So, what is the price of speaking truth to power inside Israel? The Independent of London's Catrina Stewart reports on this crime, its punishment, and the Israeli gag order:
Anat Kam, 24, was convicted in February for copying 2,085 military documents on to a disc as she completed her mandatory army service and passing some of them to Uri Blau, an investigative reporter with the left-leaning Haaretz newspaper.She escaped the much more serious charges of harming state security after reaching a plea bargain.Her case provoked a domestic uproar - in part because she was held for four months under secret house arrest with the Israeli media banned from reporting on it, but also because it was viewed as an assault on the freedom of the press. The Independent was the first newspaper to report on Ms Kam's arrest.In passing sentence yesterday, the three-judge panel elected to send a clear message to other would-be whistleblowers. "If the army cannot trust the soldiers serving in various units and exposed to sensitive issues, then it cannot function as a regular army," the judges wrote. They said that Ms Kam's motive for taking the documents was "mainly ideological". Ms Kam has already served nearly two years of house arrest, which will not count towards her prison term, and she received a further 18-month suspended sentence.
As a clerk in the Israeli Defence Forces' central command, Ms Kam stumbled across documents that appeared to point to the premeditated killing of Palestinian militants in the West Bank, despite a Supreme Court ruling that severely restricted such operations, determining that the army should arrest suspects if possible.

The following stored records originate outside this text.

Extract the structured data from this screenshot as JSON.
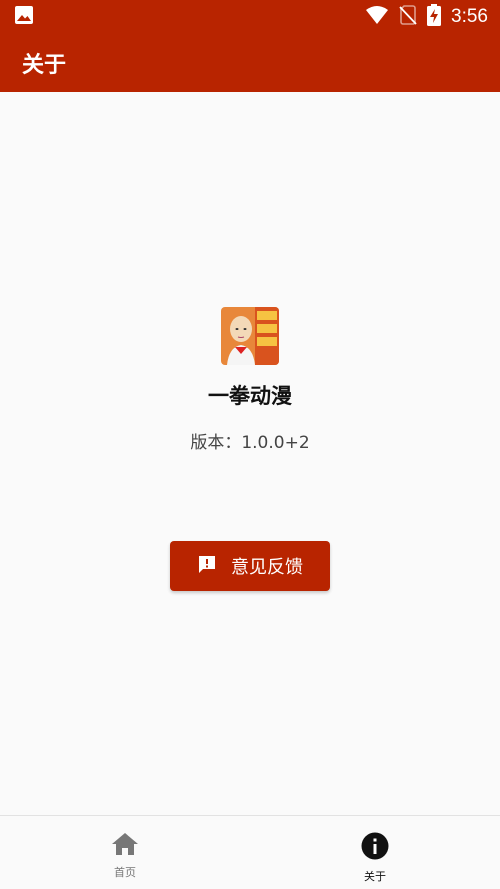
{
  "status_bar": {
    "time": "3:56",
    "icons": [
      "image-icon",
      "wifi-icon",
      "no-sim-icon",
      "battery-charging-icon"
    ]
  },
  "app_bar": {
    "title": "关于"
  },
  "about": {
    "app_name": "一拳动漫",
    "version_label": "版本：",
    "version_value": "1.0.0+2",
    "feedback_label": "意见反馈",
    "feedback_icon": "feedback-icon"
  },
  "bottom_nav": {
    "items": [
      {
        "label": "首页",
        "icon": "home-icon",
        "active": false
      },
      {
        "label": "关于",
        "icon": "info-icon",
        "active": true
      }
    ]
  },
  "colors": {
    "primary": "#b82400",
    "background": "#fafafa",
    "nav_inactive": "#777777",
    "nav_active": "#111111"
  }
}
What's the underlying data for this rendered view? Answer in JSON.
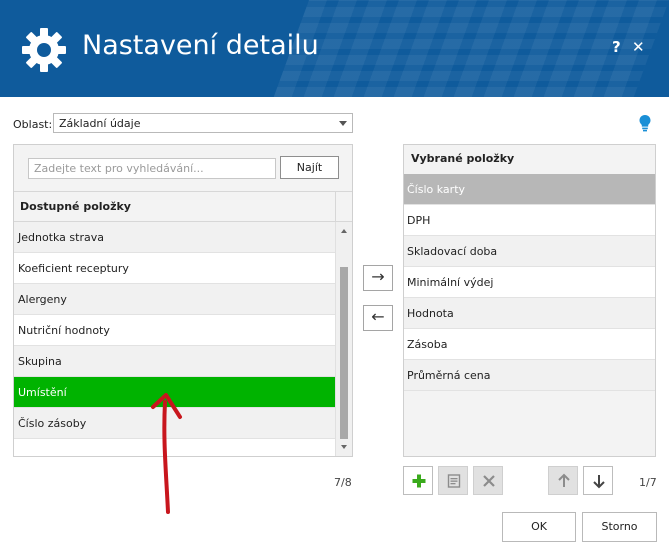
{
  "window": {
    "title": "Nastavení detailu",
    "help_label": "?",
    "close_label": "✕"
  },
  "area": {
    "label": "Oblast:",
    "value": "Základní údaje"
  },
  "search": {
    "placeholder": "Zadejte text pro vyhledávání...",
    "value": "",
    "button_label": "Najít"
  },
  "available": {
    "header": "Dostupné položky",
    "items": [
      {
        "label": "Jednotka strava",
        "selected": false
      },
      {
        "label": "Koeficient receptury",
        "selected": false
      },
      {
        "label": "Alergeny",
        "selected": false
      },
      {
        "label": "Nutriční hodnoty",
        "selected": false
      },
      {
        "label": "Skupina",
        "selected": false
      },
      {
        "label": "Umístění",
        "selected": true
      },
      {
        "label": "Číslo zásoby",
        "selected": false
      }
    ],
    "count": "7/8"
  },
  "transfer": {
    "add_icon": "arrow-right-icon",
    "add_glyph": "→",
    "remove_icon": "arrow-left-icon",
    "remove_glyph": "←"
  },
  "selected": {
    "header": "Vybrané položky",
    "items": [
      {
        "label": "Číslo karty",
        "selected": true
      },
      {
        "label": "DPH",
        "selected": false
      },
      {
        "label": "Skladovací doba",
        "selected": false
      },
      {
        "label": "Minimální výdej",
        "selected": false
      },
      {
        "label": "Hodnota",
        "selected": false
      },
      {
        "label": "Zásoba",
        "selected": false
      },
      {
        "label": "Průměrná cena",
        "selected": false
      }
    ],
    "count": "1/7"
  },
  "toolbar": {
    "icons": [
      "plus-icon",
      "edit-note-icon",
      "delete-x-icon",
      "arrow-up-icon",
      "arrow-down-icon"
    ]
  },
  "dialog": {
    "ok_label": "OK",
    "cancel_label": "Storno"
  },
  "colors": {
    "header_bg": "#0f5b9c",
    "selected_green": "#00b300",
    "selected_gray": "#b7b7b7",
    "annotation_red": "#c8161d",
    "plus_green": "#3aaa1c",
    "bulb_blue": "#1a8fd6"
  }
}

The photo of Anat Kam, above, comes courtesy of SabbahReport, where reporter Gila Svirsky has probed into the scandal of the Shin Bet hit list, the gagging of the gag order, and the perils of whistle blowing.
Crossposted on Israelity Bites